*About this exercise*
A verbatim copy of the data is wanted, minus any picture in it.

(Dataset rows for apps and sites)

++++++

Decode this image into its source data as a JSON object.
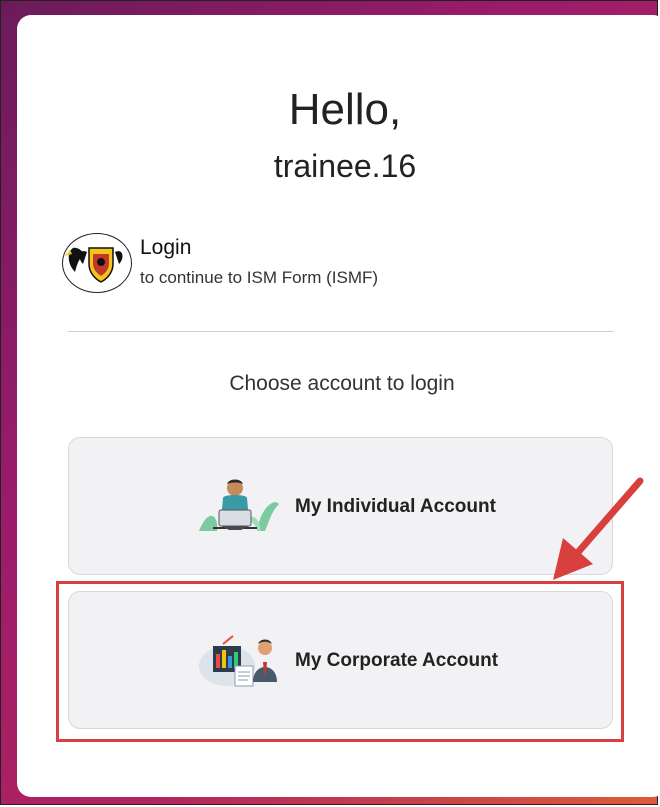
{
  "greeting": "Hello,",
  "username": "trainee.16",
  "login": {
    "title": "Login",
    "subtitle": "to continue to ISM Form (ISMF)"
  },
  "prompt": "Choose account to login",
  "accounts": [
    {
      "label": "My Individual Account",
      "icon": "person-laptop-icon"
    },
    {
      "label": "My Corporate Account",
      "icon": "corporate-office-icon"
    }
  ],
  "colors": {
    "annotation": "#d8403f",
    "background_gradient_start": "#6a1b5a",
    "background_gradient_end": "#e05a3a",
    "button_bg": "#f2f2f4"
  }
}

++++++

*Your solution*
Decode this image into its source data as a JSON object.
{
  "greeting": "Hello,",
  "username": "trainee.16",
  "login": {
    "title": "Login",
    "subtitle": "to continue to ISM Form (ISMF)"
  },
  "prompt": "Choose account to login",
  "accounts": [
    {
      "label": "My Individual Account",
      "icon": "person-laptop-icon"
    },
    {
      "label": "My Corporate Account",
      "icon": "corporate-office-icon"
    }
  ],
  "colors": {
    "annotation": "#d8403f",
    "background_gradient_start": "#6a1b5a",
    "background_gradient_end": "#e05a3a",
    "button_bg": "#f2f2f4"
  }
}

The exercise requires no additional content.